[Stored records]
+---+

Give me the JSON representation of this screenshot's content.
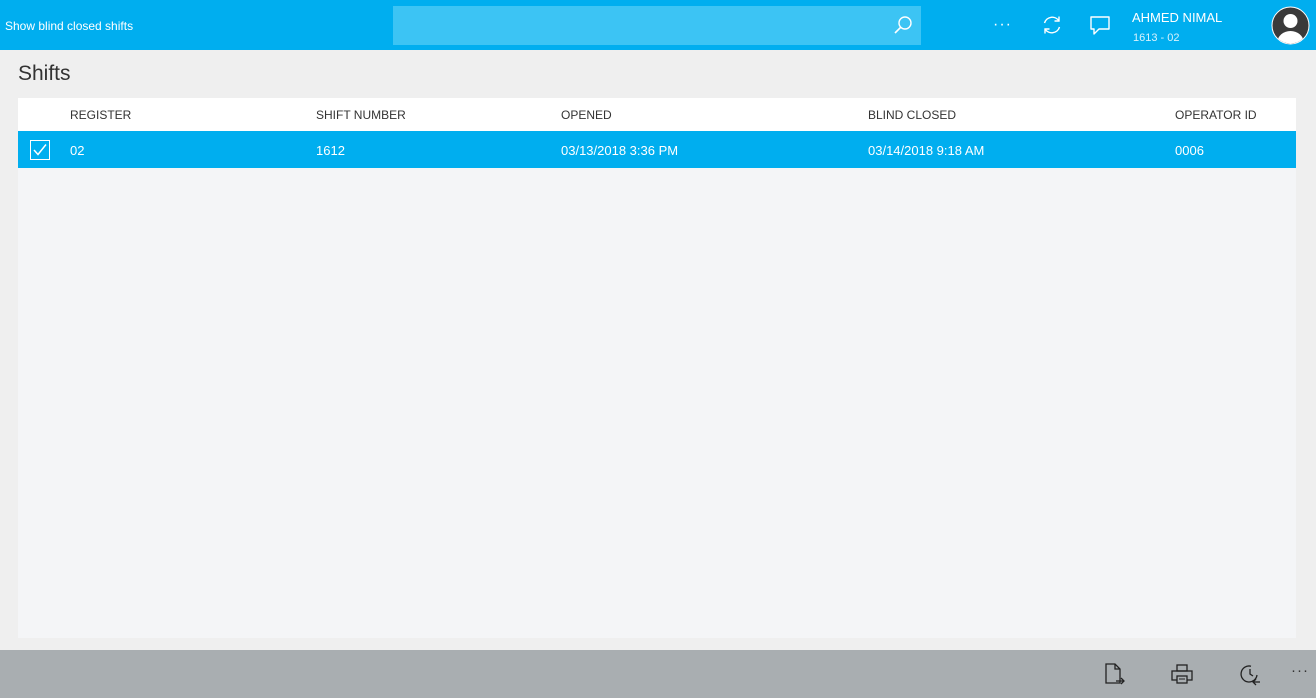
{
  "header": {
    "title": "Show blind closed shifts",
    "search_value": "",
    "more_label": "···",
    "user_name": "AHMED NIMAL",
    "user_sub": "1613 - 02"
  },
  "page": {
    "title": "Shifts"
  },
  "table": {
    "columns": [
      "REGISTER",
      "SHIFT NUMBER",
      "OPENED",
      "BLIND CLOSED",
      "OPERATOR ID"
    ],
    "rows": [
      {
        "selected": true,
        "register": "02",
        "shift_number": "1612",
        "opened": "03/13/2018 3:36 PM",
        "blind_closed": "03/14/2018 9:18 AM",
        "operator_id": "0006"
      }
    ]
  },
  "footer": {
    "more_label": "···"
  },
  "colors": {
    "accent": "#00aeef",
    "bottom_bar": "#a9aeb1"
  }
}
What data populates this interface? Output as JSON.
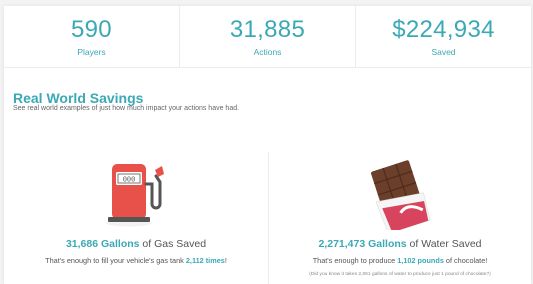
{
  "stats": [
    {
      "value": "590",
      "label": "Players"
    },
    {
      "value": "31,885",
      "label": "Actions"
    },
    {
      "value": "$224,934",
      "label": "Saved"
    }
  ],
  "section": {
    "title": "Real World Savings",
    "subtitle": "See real world examples of just how much impact your actions have had."
  },
  "gas": {
    "icon": "gas-pump-icon",
    "amount": "31,686 Gallons",
    "headline_suffix": " of Gas Saved",
    "desc_prefix": "That's enough to fill your vehicle's gas tank ",
    "desc_highlight": "2,112 times",
    "desc_suffix": "!"
  },
  "water": {
    "icon": "chocolate-bar-icon",
    "amount": "2,271,473 Gallons",
    "headline_suffix": " of Water Saved",
    "desc_prefix": "That's enough to produce ",
    "desc_highlight": "1,102 pounds",
    "desc_suffix": " of chocolate!",
    "footnote": "(Did you know it takes 2,061 gallons of water to produce just 1 pound of chocolate?)"
  },
  "colors": {
    "accent": "#3ba9b5",
    "pump": "#e8514a",
    "chocolate": "#6b3f2a"
  }
}
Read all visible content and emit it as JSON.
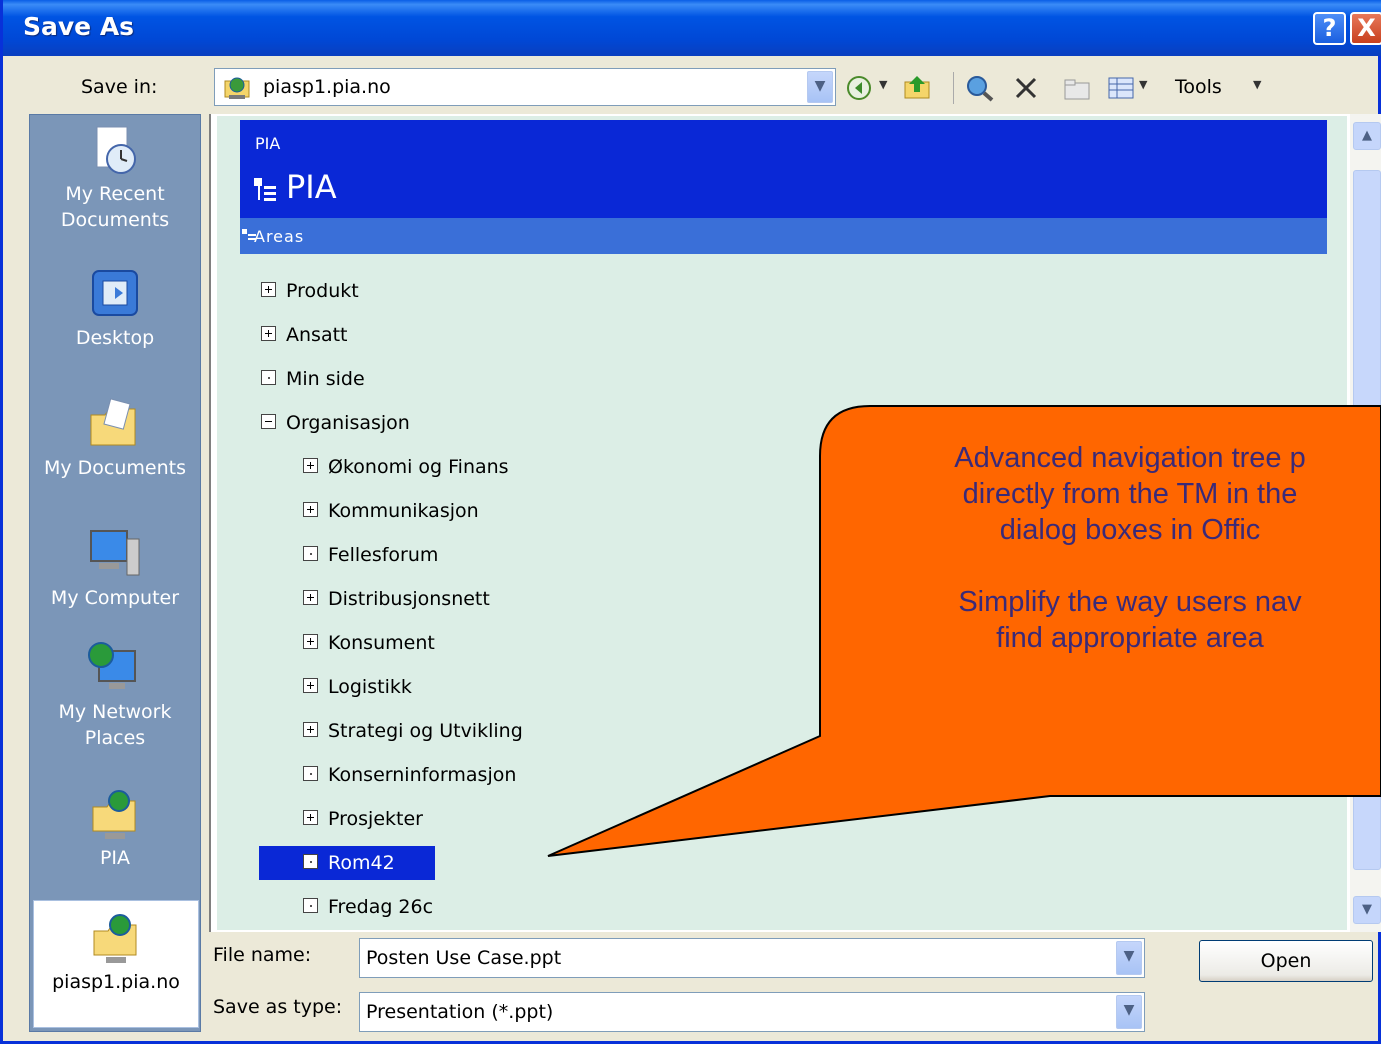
{
  "window": {
    "title": "Save As",
    "help_glyph": "?",
    "close_glyph": "X"
  },
  "save_in": {
    "label": "Save in:",
    "value": "piasp1.pia.no"
  },
  "toolbar": {
    "icons": [
      "back-icon",
      "up-folder-icon",
      "search-web-icon",
      "delete-icon",
      "new-folder-icon",
      "views-icon"
    ],
    "tools_label": "Tools"
  },
  "places": [
    {
      "label": "My Recent Documents",
      "line1": "My Recent",
      "line2": "Documents",
      "icon": "recent-documents-icon"
    },
    {
      "label": "Desktop",
      "line1": "Desktop",
      "line2": "",
      "icon": "desktop-icon"
    },
    {
      "label": "My Documents",
      "line1": "My Documents",
      "line2": "",
      "icon": "my-documents-icon"
    },
    {
      "label": "My Computer",
      "line1": "My Computer",
      "line2": "",
      "icon": "my-computer-icon"
    },
    {
      "label": "My Network Places",
      "line1": "My Network",
      "line2": "Places",
      "icon": "network-places-icon"
    },
    {
      "label": "PIA",
      "line1": "PIA",
      "line2": "",
      "icon": "web-folder-icon"
    },
    {
      "label": "piasp1.pia.no",
      "line1": "piasp1.pia.no",
      "line2": "",
      "icon": "web-folder-icon",
      "selected": true
    }
  ],
  "site": {
    "small_title": "PIA",
    "big_title": "PIA",
    "section": "Areas"
  },
  "tree": [
    {
      "label": "Produkt",
      "state": "plus",
      "level": 0
    },
    {
      "label": "Ansatt",
      "state": "plus",
      "level": 0
    },
    {
      "label": "Min side",
      "state": "leaf",
      "level": 0
    },
    {
      "label": "Organisasjon",
      "state": "minus",
      "level": 0
    },
    {
      "label": "Økonomi og Finans",
      "state": "plus",
      "level": 1
    },
    {
      "label": "Kommunikasjon",
      "state": "plus",
      "level": 1
    },
    {
      "label": "Fellesforum",
      "state": "leaf",
      "level": 1
    },
    {
      "label": "Distribusjonsnett",
      "state": "plus",
      "level": 1
    },
    {
      "label": "Konsument",
      "state": "plus",
      "level": 1
    },
    {
      "label": "Logistikk",
      "state": "plus",
      "level": 1
    },
    {
      "label": "Strategi og Utvikling",
      "state": "plus",
      "level": 1
    },
    {
      "label": "Konserninformasjon",
      "state": "leaf",
      "level": 1
    },
    {
      "label": "Prosjekter",
      "state": "plus",
      "level": 1
    },
    {
      "label": "Rom42",
      "state": "leaf",
      "level": 1,
      "selected": true
    },
    {
      "label": "Fredag 26c",
      "state": "leaf",
      "level": 1
    }
  ],
  "file_name": {
    "label": "File name:",
    "value": "Posten Use Case.ppt"
  },
  "save_as_type": {
    "label": "Save as type:",
    "value": "Presentation (*.ppt)"
  },
  "open_button": "Open",
  "callout": {
    "line1": "Advanced navigation tree p",
    "line2": "directly from the TM in the",
    "line3": "dialog boxes in Offic",
    "line4": "Simplify the way users nav",
    "line5": "find appropriate area",
    "fill_color": "#ff6600"
  }
}
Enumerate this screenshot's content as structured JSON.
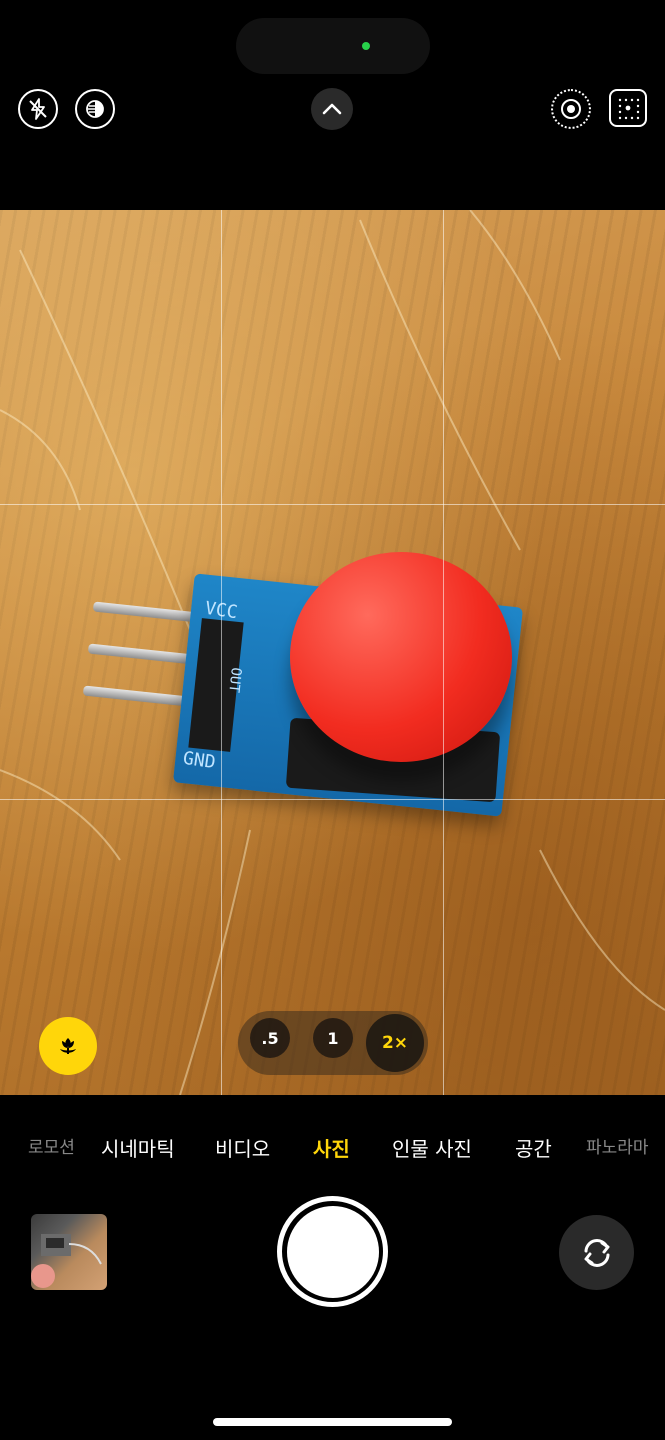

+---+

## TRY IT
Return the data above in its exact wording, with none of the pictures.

## ANSWER TO THIS PROBLEM
Give me the JSON representation of this screenshot's content.
{
  "header": {
    "title": "Show blind closed shifts",
    "search_value": "",
    "more_label": "···",
    "user_name": "AHMED NIMAL",
    "user_sub": "1613 - 02"
  },
  "page": {
    "title": "Shifts"
  },
  "table": {
    "columns": [
      "REGISTER",
      "SHIFT NUMBER",
      "OPENED",
      "BLIND CLOSED",
      "OPERATOR ID"
    ],
    "rows": [
      {
        "selected": true,
        "register": "02",
        "shift_number": "1612",
        "opened": "03/13/2018 3:36 PM",
        "blind_closed": "03/14/2018 9:18 AM",
        "operator_id": "0006"
      }
    ]
  },
  "footer": {
    "more_label": "···"
  },
  "colors": {
    "accent": "#00aeef",
    "bottom_bar": "#a9aeb1"
  }
}
What data populates this interface? Output as JSON.
{
  "stats": [
    {
      "value": "590",
      "label": "Players"
    },
    {
      "value": "31,885",
      "label": "Actions"
    },
    {
      "value": "$224,934",
      "label": "Saved"
    }
  ],
  "section": {
    "title": "Real World Savings",
    "subtitle": "See real world examples of just how much impact your actions have had."
  },
  "gas": {
    "icon": "gas-pump-icon",
    "amount": "31,686 Gallons",
    "headline_suffix": " of Gas Saved",
    "desc_prefix": "That's enough to fill your vehicle's gas tank ",
    "desc_highlight": "2,112 times",
    "desc_suffix": "!"
  },
  "water": {
    "icon": "chocolate-bar-icon",
    "amount": "2,271,473 Gallons",
    "headline_suffix": " of Water Saved",
    "desc_prefix": "That's enough to produce ",
    "desc_highlight": "1,102 pounds",
    "desc_suffix": " of chocolate!",
    "footnote": "(Did you know it takes 2,061 gallons of water to produce just 1 pound of chocolate?)"
  },
  "colors": {
    "accent": "#3ba9b5",
    "pump": "#e8514a",
    "chocolate": "#6b3f2a"
  }
}
Read all visible content and emit it as JSON.
{
  "window": {
    "title": "Save As",
    "help_glyph": "?",
    "close_glyph": "X"
  },
  "save_in": {
    "label": "Save in:",
    "value": "piasp1.pia.no"
  },
  "toolbar": {
    "icons": [
      "back-icon",
      "up-folder-icon",
      "search-web-icon",
      "delete-icon",
      "new-folder-icon",
      "views-icon"
    ],
    "tools_label": "Tools"
  },
  "places": [
    {
      "label": "My Recent Documents",
      "line1": "My Recent",
      "line2": "Documents",
      "icon": "recent-documents-icon"
    },
    {
      "label": "Desktop",
      "line1": "Desktop",
      "line2": "",
      "icon": "desktop-icon"
    },
    {
      "label": "My Documents",
      "line1": "My Documents",
      "line2": "",
      "icon": "my-documents-icon"
    },
    {
      "label": "My Computer",
      "line1": "My Computer",
      "line2": "",
      "icon": "my-computer-icon"
    },
    {
      "label": "My Network Places",
      "line1": "My Network",
      "line2": "Places",
      "icon": "network-places-icon"
    },
    {
      "label": "PIA",
      "line1": "PIA",
      "line2": "",
      "icon": "web-folder-icon"
    },
    {
      "label": "piasp1.pia.no",
      "line1": "piasp1.pia.no",
      "line2": "",
      "icon": "web-folder-icon",
      "selected": true
    }
  ],
  "site": {
    "small_title": "PIA",
    "big_title": "PIA",
    "section": "Areas"
  },
  "tree": [
    {
      "label": "Produkt",
      "state": "plus",
      "level": 0
    },
    {
      "label": "Ansatt",
      "state": "plus",
      "level": 0
    },
    {
      "label": "Min side",
      "state": "leaf",
      "level": 0
    },
    {
      "label": "Organisasjon",
      "state": "minus",
      "level": 0
    },
    {
      "label": "Økonomi og Finans",
      "state": "plus",
      "level": 1
    },
    {
      "label": "Kommunikasjon",
      "state": "plus",
      "level": 1
    },
    {
      "label": "Fellesforum",
      "state": "leaf",
      "level": 1
    },
    {
      "label": "Distribusjonsnett",
      "state": "plus",
      "level": 1
    },
    {
      "label": "Konsument",
      "state": "plus",
      "level": 1
    },
    {
      "label": "Logistikk",
      "state": "plus",
      "level": 1
    },
    {
      "label": "Strategi og Utvikling",
      "state": "plus",
      "level": 1
    },
    {
      "label": "Konserninformasjon",
      "state": "leaf",
      "level": 1
    },
    {
      "label": "Prosjekter",
      "state": "plus",
      "level": 1
    },
    {
      "label": "Rom42",
      "state": "leaf",
      "level": 1,
      "selected": true
    },
    {
      "label": "Fredag 26c",
      "state": "leaf",
      "level": 1
    }
  ],
  "file_name": {
    "label": "File name:",
    "value": "Posten Use Case.ppt"
  },
  "save_as_type": {
    "label": "Save as type:",
    "value": "Presentation (*.ppt)"
  },
  "open_button": "Open",
  "callout": {
    "line1": "Advanced navigation tree p",
    "line2": "directly from the TM in the",
    "line3": "dialog boxes in Offic",
    "line4": "Simplify the way users nav",
    "line5": "find appropriate area",
    "fill_color": "#ff6600"
  }
}
Enumerate this screenshot's content as structured JSON.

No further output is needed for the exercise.